Nokia currently generates about €1bn ($1.1bn) a year from enterprises, with about three-quarters of that coming from the former Alcatel-Lucent businesses, which Nokia acquired earlier this year. This is a very small percentage of the total Networks sales, which were €15.7bn ($17bn) for the first nine months of this year. A more coordinated effort will bring the company into conflict with key rivals Ericsson and Huawei, in areas beyond the network itself.

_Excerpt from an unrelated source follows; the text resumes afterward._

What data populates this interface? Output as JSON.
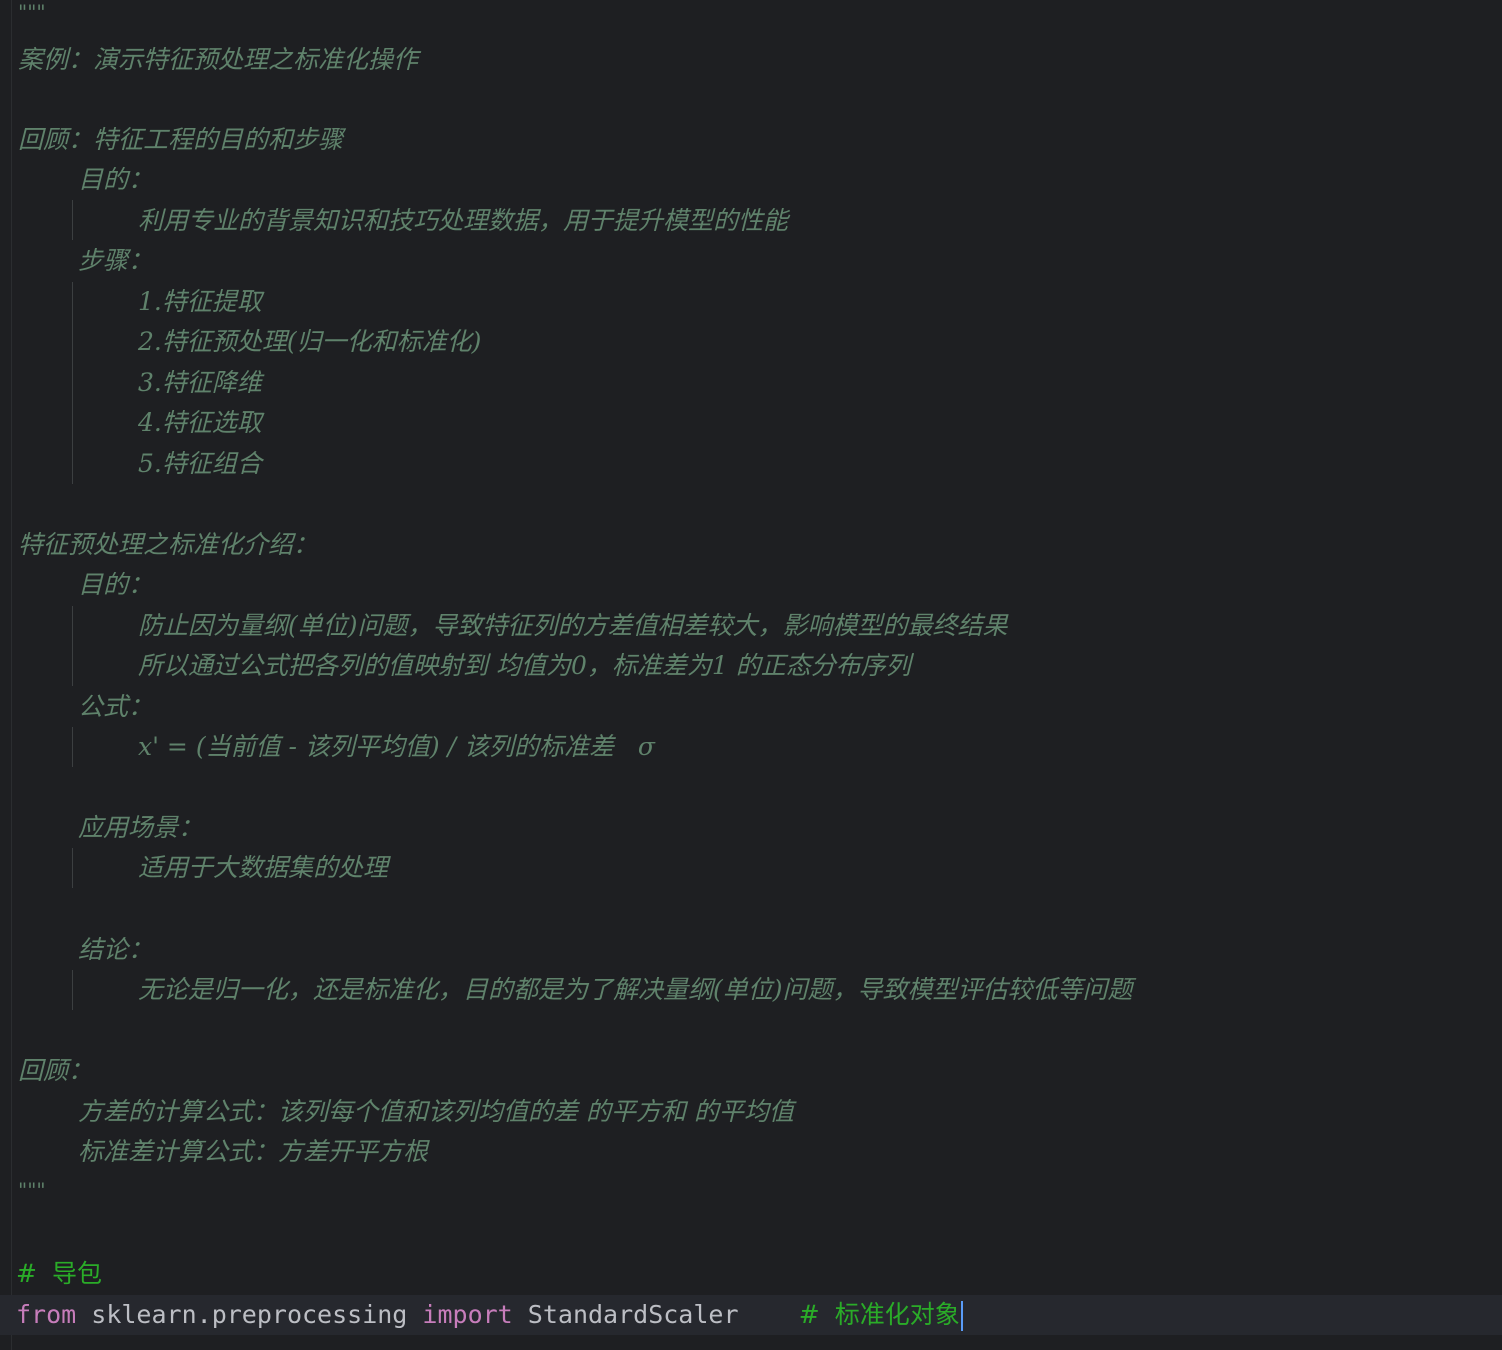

Huawei has a significant enterprise business, while Ericsson is marking the one-year anniversary of its landmark deal with Cisco.
“We have an enterprise business that we want to scale beyond where it is today,” said Igor Leprince, Nokia’s EVP of global services, during the briefing. “We want to focus on key enterprises so you will see us talking to webscale players and banks – people spending billions in capex.”
All this change was, of course, designed to retain investor and customer confidence against a daunting backdrop of revenue and margins decline, and competition from Huawei, the company which, despite being excluded from major US business, is so far apparently immune to the changes in the networks industry.
Nokia said it expects 2017 net sales of networks to fall at the same rate as its overall global telecoms networking business, by about 2%. It blamed “competitive industry dynamics,” and the “timing of major network deployments”, as it faces the difficult hiatus period between completion of major 4G roll-outs, and the start of 5G.
Over the next five years, it said the networks sector, worth about €113bn ($122bn) this year , will decline at a compound annual growth rate (CAGR) of about 1%.
Last month, Nokia reported a third quarter net loss and 12% year-on-year decline in networking sales.
Suri said the plan to save €1.2bn ($1.3bn) a year by 2018 is on target, but added that restructuring and other charges related to it are expected to cost €1.7bn, more than the previous estimate of €1.2bn.
Nokia said it expects to increase the Networks unit’s operating margin next year to between 8% and 10%, from an estimated margin of 7% to 9% for 2016. It is targeting a long term operating margin for its whole business of between 10% and 15%. This will be boosted by the new focus on software and the Nokia Technologies R&D and licensing business.
This article was first published on RethinkWireless.